There are many effective, caring therapists of all persuasions working hard globally to help clients move through difficult times. Many go that extra mile to make sure the trust that clients have placed in their hands is not misplaced. Clients will expect a therapist to take care of them during these times and be everything from parent, coach, motivator, shoulder to cry on and more. Therapists take on these roles gladly within the confines of therapeutic boundaries.
When considering therapy, clients usually have standard questions that they have in trying to find out if the therapist is a good fit. These might include questions around qualifications, experience, how they tackle certain conditions, methodology (this is another question to ask. Is the therapist stuck on one method or are they willing or able to integrate other methods to tailor an approach?). These valuable questions plus the experience of the first few sessions might be enough to see if the relationship is going to work.
However, one question that almost never gets asked is, in my opinion, one of the most important and it involves the therapist’s life outside of the practice.
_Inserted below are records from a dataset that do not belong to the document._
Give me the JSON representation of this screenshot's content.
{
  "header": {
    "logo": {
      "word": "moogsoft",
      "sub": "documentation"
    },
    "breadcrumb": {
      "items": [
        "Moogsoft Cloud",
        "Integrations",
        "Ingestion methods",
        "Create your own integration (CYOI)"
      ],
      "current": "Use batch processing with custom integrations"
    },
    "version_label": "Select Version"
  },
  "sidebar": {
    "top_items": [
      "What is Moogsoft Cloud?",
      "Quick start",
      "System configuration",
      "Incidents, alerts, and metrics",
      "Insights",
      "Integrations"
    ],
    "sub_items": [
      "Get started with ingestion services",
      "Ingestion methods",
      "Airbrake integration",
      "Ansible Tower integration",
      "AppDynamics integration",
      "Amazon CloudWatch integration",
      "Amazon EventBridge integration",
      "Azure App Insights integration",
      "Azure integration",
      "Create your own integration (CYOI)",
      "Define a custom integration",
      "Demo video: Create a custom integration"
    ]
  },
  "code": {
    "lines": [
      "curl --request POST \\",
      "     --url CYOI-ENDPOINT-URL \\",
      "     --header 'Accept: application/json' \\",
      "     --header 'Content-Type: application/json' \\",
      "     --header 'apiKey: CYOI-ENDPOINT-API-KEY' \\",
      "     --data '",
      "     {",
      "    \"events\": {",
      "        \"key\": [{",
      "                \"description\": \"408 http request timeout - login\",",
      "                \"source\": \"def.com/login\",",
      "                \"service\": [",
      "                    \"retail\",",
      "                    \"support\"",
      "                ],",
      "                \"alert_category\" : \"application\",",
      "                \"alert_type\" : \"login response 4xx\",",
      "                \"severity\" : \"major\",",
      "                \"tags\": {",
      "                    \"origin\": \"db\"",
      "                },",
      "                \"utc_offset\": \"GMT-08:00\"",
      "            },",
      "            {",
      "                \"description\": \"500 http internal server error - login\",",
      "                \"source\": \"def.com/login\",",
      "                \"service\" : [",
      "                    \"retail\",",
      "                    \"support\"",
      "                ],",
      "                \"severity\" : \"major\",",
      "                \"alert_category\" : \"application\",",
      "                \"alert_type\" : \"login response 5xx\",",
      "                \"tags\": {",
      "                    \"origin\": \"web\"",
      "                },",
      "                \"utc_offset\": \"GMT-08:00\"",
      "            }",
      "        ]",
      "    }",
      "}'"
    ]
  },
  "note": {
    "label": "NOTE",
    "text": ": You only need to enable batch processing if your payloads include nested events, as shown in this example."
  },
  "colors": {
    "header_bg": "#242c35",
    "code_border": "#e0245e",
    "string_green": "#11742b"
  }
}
Now, we have to state here that therapists will not openly talk about their private life. There are good reasons for this. They are not there to be your friend or should you as a client, be part of their social circle or potential partner (as you can imagine, this does happen). Therapists need to keep objectivity and these boundaries are important. The majority of therapists will respect this for the good of the client, themselves and the process which they are getting paid to be a part of.
Let’s get to that question. Over the years, I have heard and read about some strange stories that come out of the therapy room. Therapists falling asleep, not following conversations, not listening effectively, forgetting what was said. It happens more than you might think. Being a therapist and working with troubled clients is a mentally challenging job. The concentration and focus needed is extraordinary. I often hear people say that they would make a good therapist because they are good listeners. This is only part of the equation, albeit an essential part but the continual challenge is to keep that up through all sessions. Clients are very sensitive to this particular point and will soon challenge if they feel full focus is not there. Therapists, similar to lawyers, bill hourly so a balance has to be found between potential income and being effective.
The one question I would ask any potential therapist is …..How do you practice self-care? What do we mean by this? It means, what do they do to maintain the level of concentration needed to work with clients effectively. When we take about self-care, we talk about basics. We talk about relaxation, exercise, diet and effective sleep patterns. Do they have any issues that might prevent them working with a particular client? Especially with such issues as codependency, it is important that a therapist understands these issues and have worked through any that they might have had themselves.
Many clients who meet their therapist for the first time will think twice about probing for this information but essential information it is if the therapeutic relationship is to succeed. You cannot assume and take for granted that a therapist is doing all they can to keep themselves in good order. If they don’t, it could have a huge bearing on the success of the process. A failure that the client may well take on themselves.
So don’t be afraid. There is no problem with asking and it is perhaps the most important question you will ever ask your therapist.